Soon they found their way over to the video poker machines and stood close together in front of the glowing screen. "Is this for real?" they wanted to know, and what could you buy with the credits. We explained that "credits" were money and they played with renewed fervor.
As I watched them share what almost seemed like the same spot on the floor, I could imagine them in their younger days joining other women at the gay clubs which were frequently raided. Paddy wagon rides were often the cost of a night on the town. This was especially true here in New Orleans where Rampart Street shared the dubious distinction of being home to several gay and lesbian bars as well as to the Police Station (still does). At least it wasn't a long ride. Several women have told me stories of hiding in potted palms and of running out of back doors as the cops came in the front.

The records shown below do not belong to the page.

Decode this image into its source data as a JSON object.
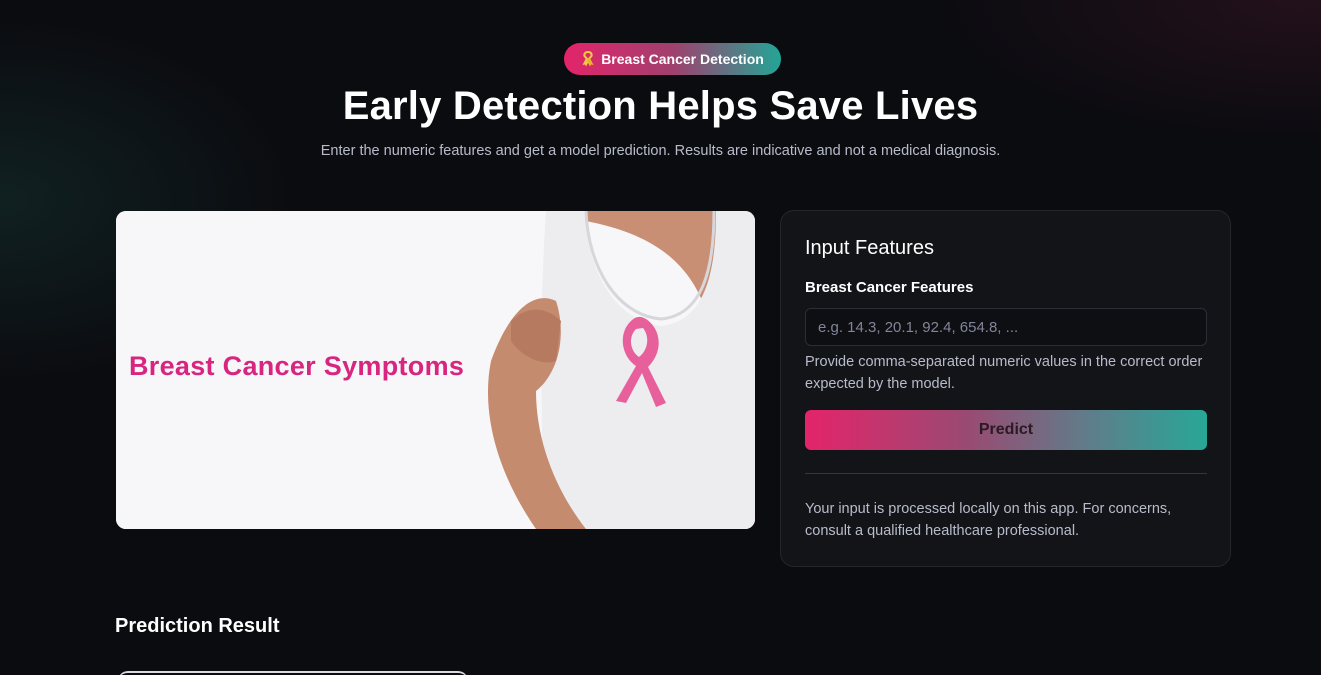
{
  "header": {
    "badge_icon": "ribbon-icon",
    "badge_label": "Breast Cancer Detection",
    "title": "Early Detection Helps Save Lives",
    "subtitle": "Enter the numeric features and get a model prediction. Results are indicative and not a medical diagnosis."
  },
  "hero_image": {
    "caption": "Breast Cancer Symptoms"
  },
  "form": {
    "title": "Input Features",
    "field_label": "Breast Cancer Features",
    "placeholder": "e.g. 14.3, 20.1, 92.4, 654.8, ...",
    "value": "",
    "hint": "Provide comma-separated numeric values in the correct order expected by the model.",
    "button_label": "Predict",
    "privacy_note": "Your input is processed locally on this app. For concerns, consult a qualified healthcare professional."
  },
  "result": {
    "heading": "Prediction Result"
  },
  "colors": {
    "accent_pink": "#e4246a",
    "accent_teal": "#27a797",
    "background": "#0b0c10",
    "panel": "#131418"
  }
}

Sadly, it is clear that we are losing our history... and what is the price of a disappeared past? There are many young women who know nothing of this history...they think police officers always came into the bars to get soft drinks or to use the bathrooms. Today in the Marigny, we have befriended the police who patrol our streets...it's not them we are afraid of.

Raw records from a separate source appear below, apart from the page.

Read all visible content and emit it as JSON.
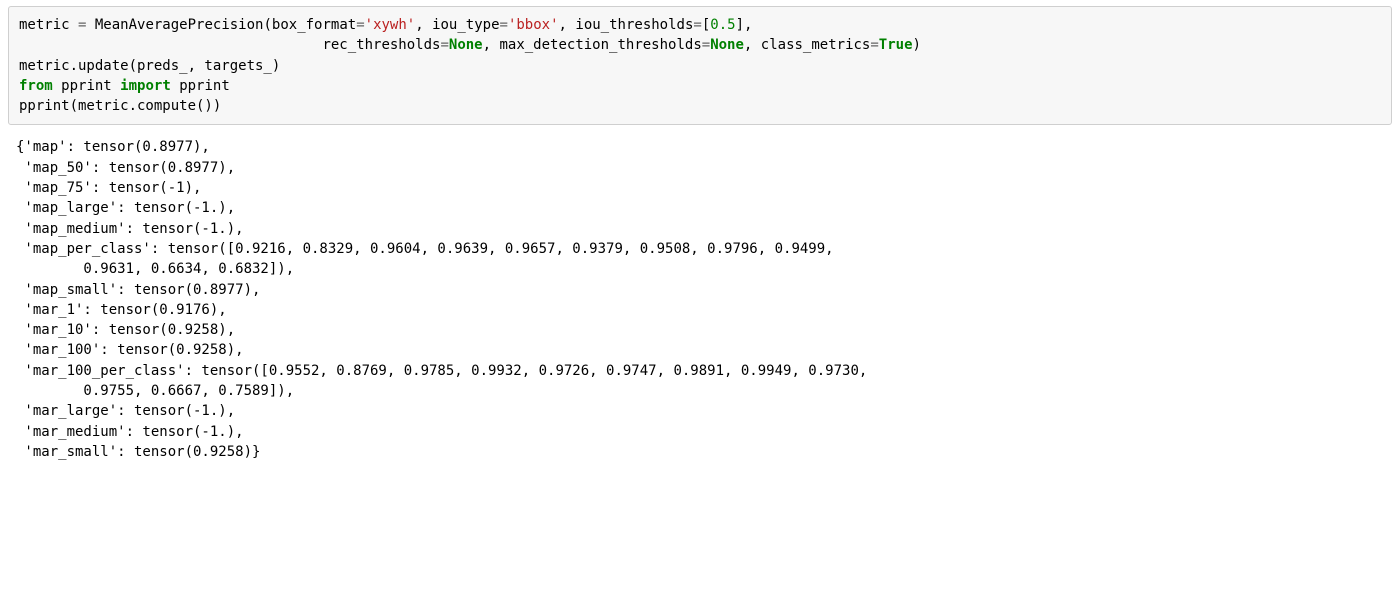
{
  "code": {
    "line1": {
      "t1": "metric ",
      "eq": "=",
      "t2": " MeanAveragePrecision",
      "lpar": "(",
      "arg1_name": "box_format",
      "arg1_eq": "=",
      "arg1_val": "'xywh'",
      "comma1": ", ",
      "arg2_name": "iou_type",
      "arg2_eq": "=",
      "arg2_val": "'bbox'",
      "comma2": ", ",
      "arg3_name": "iou_thresholds",
      "arg3_eq": "=",
      "arg3_lbr": "[",
      "arg3_val": "0.5",
      "arg3_rbr": "]",
      "comma3": ","
    },
    "line2": {
      "indent": "                                    ",
      "arg4_name": "rec_thresholds",
      "arg4_eq": "=",
      "arg4_val": "None",
      "comma4": ", ",
      "arg5_name": "max_detection_thresholds",
      "arg5_eq": "=",
      "arg5_val": "None",
      "comma5": ", ",
      "arg6_name": "class_metrics",
      "arg6_eq": "=",
      "arg6_val": "True",
      "rpar": ")"
    },
    "line3": "metric.update(preds_, targets_)",
    "line4": {
      "from": "from",
      "sp1": " ",
      "mod": "pprint",
      "sp2": " ",
      "imp": "import",
      "sp3": " ",
      "name": "pprint"
    },
    "line5": "pprint(metric.compute())"
  },
  "output": {
    "l1": "{'map': tensor(0.8977),",
    "l2": " 'map_50': tensor(0.8977),",
    "l3": " 'map_75': tensor(-1),",
    "l4": " 'map_large': tensor(-1.),",
    "l5": " 'map_medium': tensor(-1.),",
    "l6": " 'map_per_class': tensor([0.9216, 0.8329, 0.9604, 0.9639, 0.9657, 0.9379, 0.9508, 0.9796, 0.9499,",
    "l7": "        0.9631, 0.6634, 0.6832]),",
    "l8": " 'map_small': tensor(0.8977),",
    "l9": " 'mar_1': tensor(0.9176),",
    "l10": " 'mar_10': tensor(0.9258),",
    "l11": " 'mar_100': tensor(0.9258),",
    "l12": " 'mar_100_per_class': tensor([0.9552, 0.8769, 0.9785, 0.9932, 0.9726, 0.9747, 0.9891, 0.9949, 0.9730,",
    "l13": "        0.9755, 0.6667, 0.7589]),",
    "l14": " 'mar_large': tensor(-1.),",
    "l15": " 'mar_medium': tensor(-1.),",
    "l16": " 'mar_small': tensor(0.9258)}"
  }
}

But back to the two visitors from New York. It was only the glow of the poker machines that kept them in the club. Occasionally, they would glance at the variety of women coming through the doors...and at the gay men. Their faces were perplexed, and the talker asked the bartender if this was a women's bar when she ordered their next round of Tom Collins.
"Everyone is welcomed here," the bartender replied; their quizzical expressions just deepened.

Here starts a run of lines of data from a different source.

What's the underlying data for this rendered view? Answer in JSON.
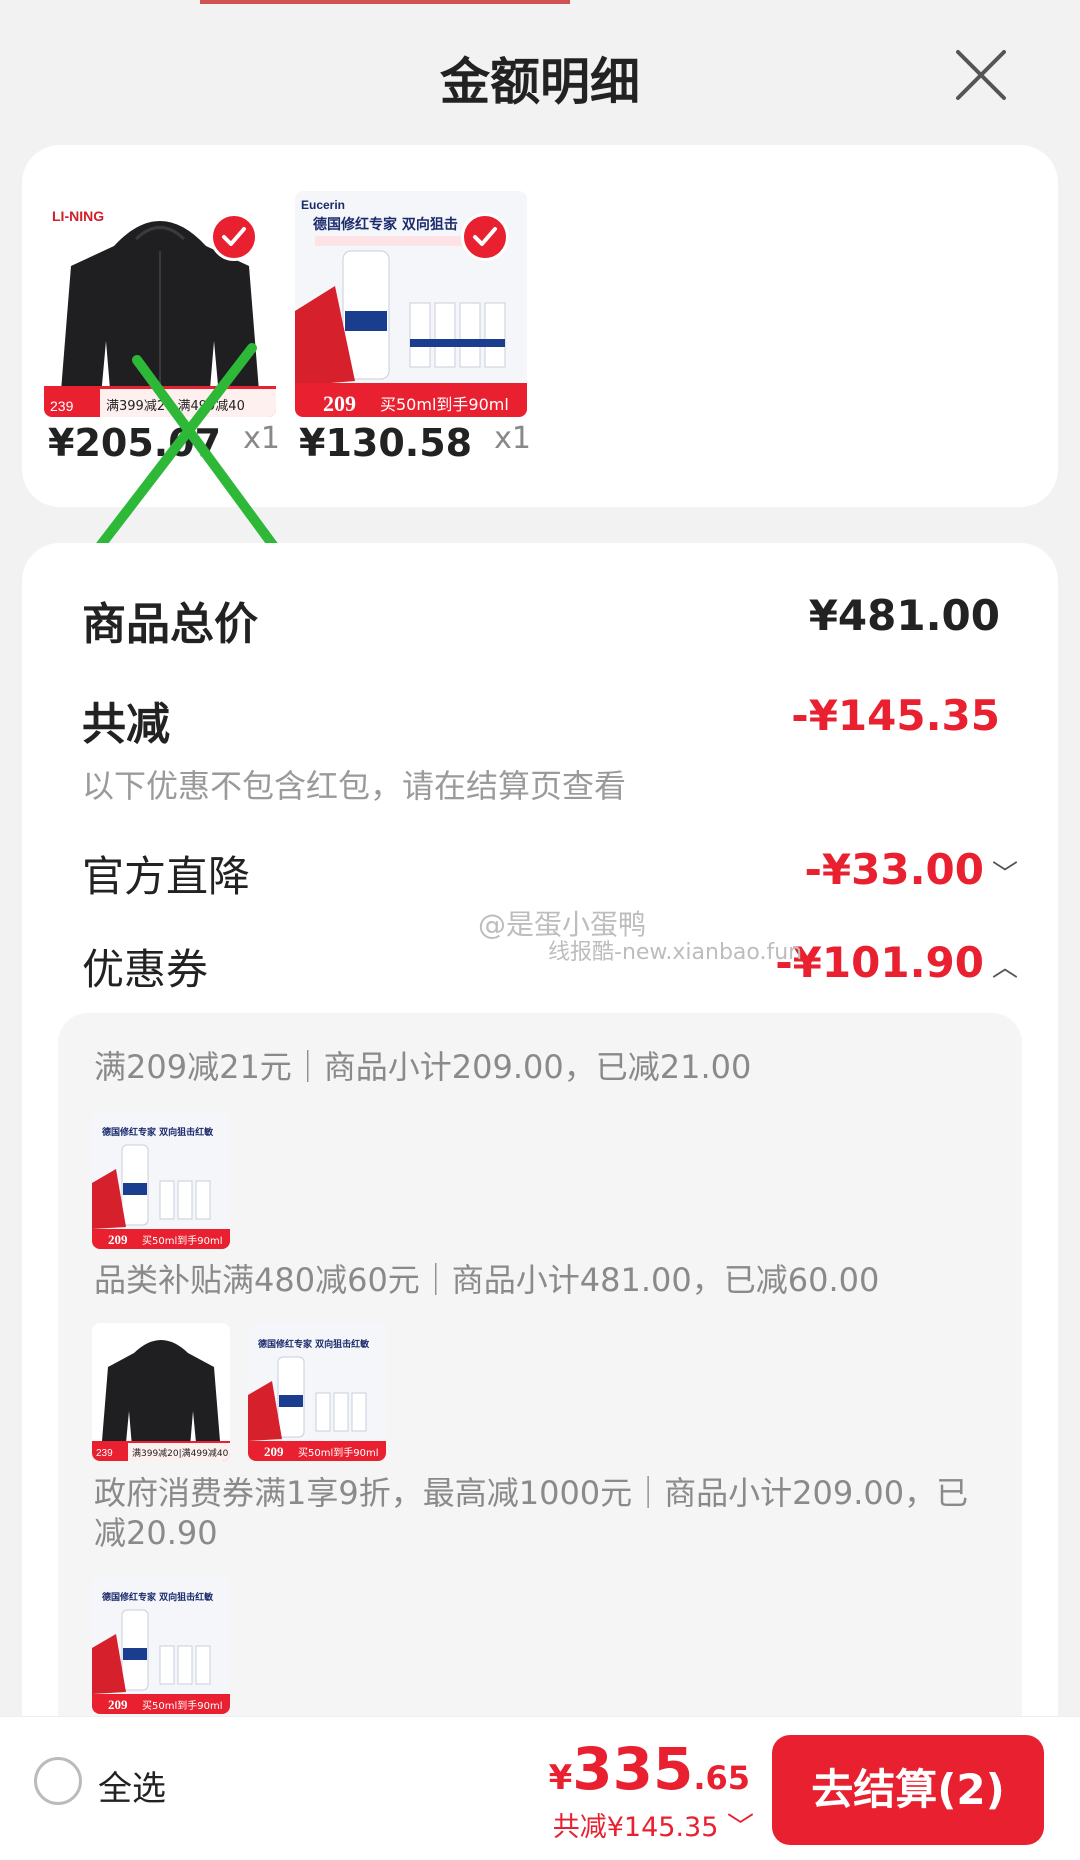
{
  "header": {
    "title": "金额明细"
  },
  "goods": [
    {
      "price": "¥205.07",
      "qty": "x1"
    },
    {
      "price": "¥130.58",
      "qty": "x1"
    }
  ],
  "summary": {
    "total_label": "商品总价",
    "total_value": "¥481.00",
    "reduce_label": "共减",
    "reduce_value": "-¥145.35",
    "note": "以下优惠不包含红包，请在结算页查看",
    "official_label": "官方直降",
    "official_value": "-¥33.00",
    "coupon_label": "优惠券",
    "coupon_value": "-¥101.90"
  },
  "watermark": {
    "line1": "@是蛋小蛋鸭",
    "line2": "线报酷-new.xianbao.fun"
  },
  "coupons": [
    {
      "text": "满209减21元｜商品小计209.00，已减21.00"
    },
    {
      "text": "品类补贴满480减60元｜商品小计481.00，已减60.00"
    },
    {
      "text": "政府消费券满1享9折，最高减1000元｜商品小计209.00，已减20.90"
    }
  ],
  "bottom": {
    "select_all": "全选",
    "currency": "¥",
    "total_int": "335",
    "total_dec": ".65",
    "saved": "共减¥145.35",
    "checkout": "去结算(2)"
  },
  "colors": {
    "accent": "#e8202f",
    "annotation": "#2db838"
  }
}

Then suddenly, the impossible happened--they hit the jackpot--2000 credits!
The younger woman ran up to me and asked what 2000 credits equaled. "$500.00," I told her and she turned white as a sheet. "You're kidding me" was her only reply. Everyone was congratulating them, patting them on their backs, smiling at their good fortune. We had to show them how to print out the ticket to cash in their winnings.
They spent the next two hours surrounded by a small crowd of our regulars who had struck up a conversation with them. Last time I saw them they were laughing with a gay male couple ...then they disappeared into a taxi and were gone, waving from the windows, and with them went the mystery of their past-still a secret-still unknown to most of the customers with whom they had shared the evening. Bet they won't forget New Orleans anytime soon, however...both because of their good fortune and because of their glimpse of what a younger generation of lesbian and gay people are doing together: socializing.
It is obvious that there is a real vertical separation in the gay and lesbian community between the young and the not so young. While we have worked hard to establish horizontal alliances across our community, we have forgotten the older members who have rich and varied histories to tell and a lifetime of experiences to share.
Which takes me to part two of this story: Alice Brady. A friend ran into her the other day, and like the game 6 Degrees of Kevin Bacon, here in New Orleans we could play 6 Degrees of Alice Brady and almost always connect; that is, if we're old enough to remember Alice Brady. I was surprised to learn that my favorite drag performer who is only slightly MY junior didn't know Alice. Did time change so quickly back then? Things had seemed so static and unchanging....
Well, Alice Brady had gotten to talking with the old mutual friend and she had commented that she didn't ever go out anymore, not even on special occasions. She was, after all, in her 70's, she said...it was time to stay home with her memories. The gay community must seem like a foreign country now to this lesbian pioneer, yet without Alice Brady and others who ruled those establishments on Rampart Street, there would have been no lesbian social scene in the 50's and 60's, and no foundations on which to build today's history in the making.
Now Alice Brady lives across the lake. But she did give me an opening that I plan to take...a pathway of discovery...a map into the past that I long to pursue. She said, "I'd sure like to meet those gals who own Rubyfruit." OK, Alice, expect a phone call. I was one of those very young lesbians who ventured into your doors and found myself in a time warp back in 1971...and I want to hear all your stories. Call me, Alice Brady, at 504.947.4000. Leave your number. I'll come to you. Please do it before we lose all the memories in your mind.
You see, I'm not just the gal who owns Rubyfruit, I'm also a PH.D. in English with a specialty in Women's Studies and Gay and Lesbian Studies. I have connections and I want to write your stories down-yours and those of others' of your contemporaries. You were an integral part of New Orleans lesbian history and these young and not so young inquiring minds want to know about it.... So, please, Alice Brady, call me.
Life...it keeps going and going and going....